UGANDA’S plan to handle petroleum revenues is ‘sensible’ and promotes transparency and accountability, the International Monetary Fund (IMF), has said, sending a gesture of confidence.
Current oil and gas exploration finds have indicated that the East Africa’s third largest economy posses over 2.5 billion barrels in place, enough to produce at least 100,000 barrels of oil per day for 20 years.
The expected revenue windfall -about $2b per year –will be deposited in a separate petroleum fund subjected to strict accountability yet transparent rules and regulations.
“We are pleased that government is sending the right signals about the way it intends to handle oil management,” Thomas Richardson, the IMF Uganda senior representative, said.
“Because you want to insulate spending outside the budget from the volatile oil prices, the idea is to set aside whatever can’t be spent efficiently in the short run into a fund that will be available for spending in the future.”
Uganda expects this week to get $785m in capital gain tax accruing from the China’s National Off-shore Oil Corporation (CNOOC), France’s Total and United Kingdom’s Tullow Oil $2.9b deal.
This is on top of $121m already deposited on Bank of Uganda’s account by Heritage Oil after disposing its interests.

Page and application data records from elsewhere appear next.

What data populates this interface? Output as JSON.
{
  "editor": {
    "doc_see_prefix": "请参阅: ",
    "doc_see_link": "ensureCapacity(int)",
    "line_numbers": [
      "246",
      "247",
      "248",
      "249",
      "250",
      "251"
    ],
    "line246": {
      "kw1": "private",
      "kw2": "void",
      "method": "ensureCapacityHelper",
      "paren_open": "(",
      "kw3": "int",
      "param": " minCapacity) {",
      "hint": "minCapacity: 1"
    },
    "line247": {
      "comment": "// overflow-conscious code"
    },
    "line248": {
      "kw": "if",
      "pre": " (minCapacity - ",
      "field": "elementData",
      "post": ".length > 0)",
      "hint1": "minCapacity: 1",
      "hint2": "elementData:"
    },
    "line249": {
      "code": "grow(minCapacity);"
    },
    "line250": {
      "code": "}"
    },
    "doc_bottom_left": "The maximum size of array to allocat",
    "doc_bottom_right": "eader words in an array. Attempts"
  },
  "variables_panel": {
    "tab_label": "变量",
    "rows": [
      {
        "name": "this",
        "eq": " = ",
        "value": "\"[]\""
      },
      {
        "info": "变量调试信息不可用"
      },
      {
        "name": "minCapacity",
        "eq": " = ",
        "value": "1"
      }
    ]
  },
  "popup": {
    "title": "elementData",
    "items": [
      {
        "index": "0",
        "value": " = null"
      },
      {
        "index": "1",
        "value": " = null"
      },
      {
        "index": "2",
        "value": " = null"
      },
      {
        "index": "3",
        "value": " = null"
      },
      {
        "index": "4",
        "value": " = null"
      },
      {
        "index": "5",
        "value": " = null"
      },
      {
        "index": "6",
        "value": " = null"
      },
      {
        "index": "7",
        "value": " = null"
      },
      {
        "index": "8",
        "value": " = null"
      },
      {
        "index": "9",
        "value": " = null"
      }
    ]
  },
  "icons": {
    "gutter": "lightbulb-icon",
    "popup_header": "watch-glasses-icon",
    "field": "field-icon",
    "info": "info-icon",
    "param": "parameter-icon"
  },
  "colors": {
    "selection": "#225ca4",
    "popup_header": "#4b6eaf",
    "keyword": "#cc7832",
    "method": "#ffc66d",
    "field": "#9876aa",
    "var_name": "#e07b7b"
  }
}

“The Bank of Uganda will manage more less a keen the way (it) manages the international foreign reserves now which means (the fund is) subject to very clear rules of accountability and transparency,” Richardson observed.